How Do Ice Ridges Form?

From the Minnesota DNR:

How do ice ridges form? Ice ridges are caused by the pushing action of a lake's ice sheet against the shore. Cracks form in the ice because of different contraction rates at the top and bottom of the ice sheet. This is especially true in years that the ice sheet lacks an insulating snow cover. Ice cracks also develop because the edges of the ice sheet are sometimes firmly attached to the shore. When water rises in the cracks and freezes, the ice sheet expands slightly. Rising air temperatures warm the ice, leading to additional expansion, which exerts a tremendous thrust against the shore.
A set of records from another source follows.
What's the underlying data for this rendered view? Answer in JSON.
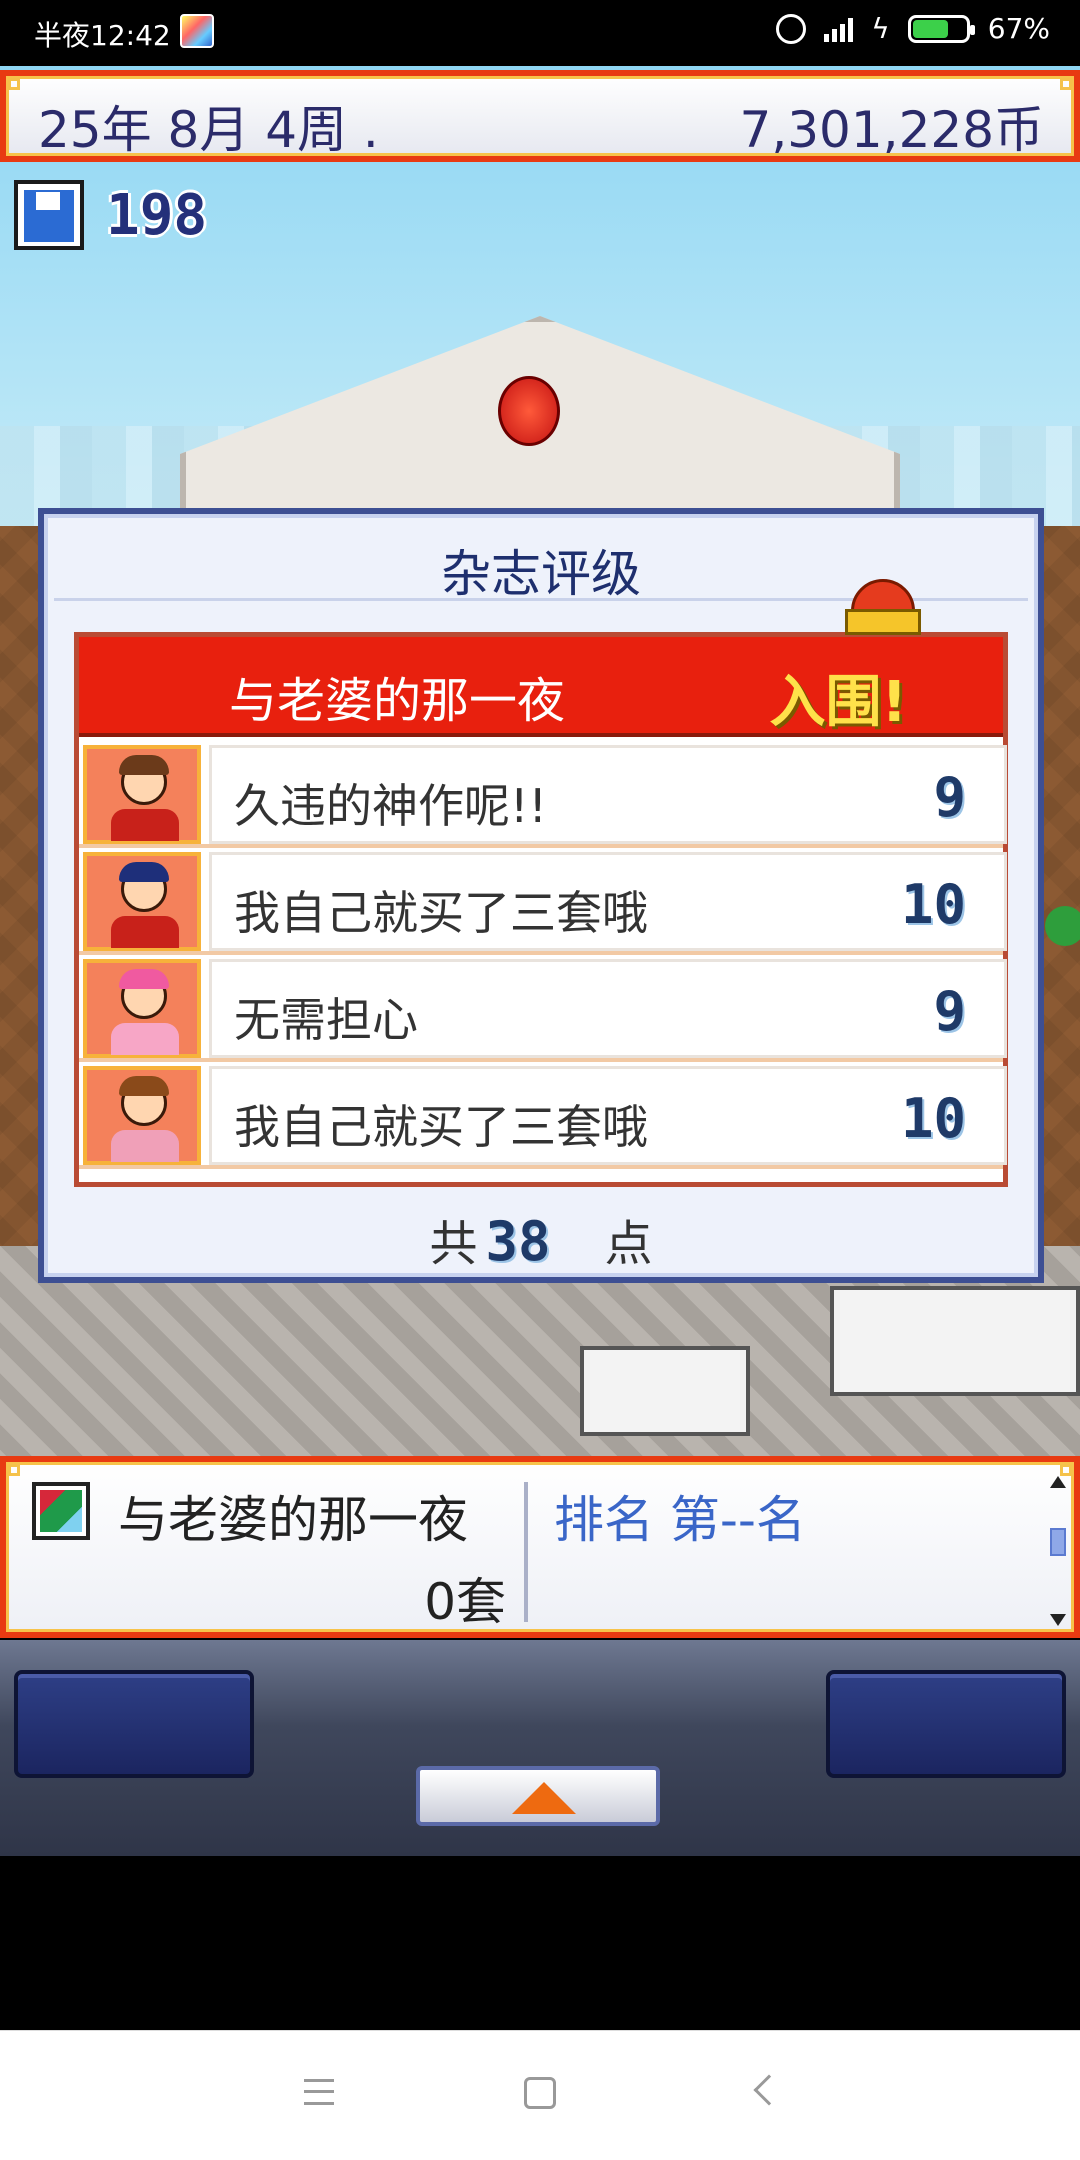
{
  "status_bar": {
    "time": "半夜12:42",
    "battery": "67%",
    "battery_level": 0.67
  },
  "top_bar": {
    "date": "25年 8月 4周 .",
    "money": "7,301,228币"
  },
  "save": {
    "icon": "floppy-disk-icon",
    "count": "198"
  },
  "dialog": {
    "title": "杂志评级",
    "game_title": "与老婆的那一夜",
    "result": "入围!",
    "reviews": [
      {
        "comment": "久违的神作呢!!",
        "score": "9"
      },
      {
        "comment": "我自己就买了三套哦",
        "score": "10"
      },
      {
        "comment": "无需担心",
        "score": "9"
      },
      {
        "comment": "我自己就买了三套哦",
        "score": "10"
      }
    ],
    "total_prefix": "共",
    "total_value": "38",
    "total_unit": "点"
  },
  "info_panel": {
    "game_title": "与老婆的那一夜",
    "sales": "0套",
    "rank": "排名 第--名"
  },
  "colors": {
    "accent_red": "#e8200e",
    "frame_orange": "#e83a12",
    "title_navy": "#1e2f6e",
    "rank_blue": "#3a66c8"
  }
}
Alternate warming and cooling of the ice sheet leads to additional pushing action, causing the ice to creep shoreward and scrape, gouge, and push soil and rock into mounds (called "ice ridges", "ice pushes", or "ramparts")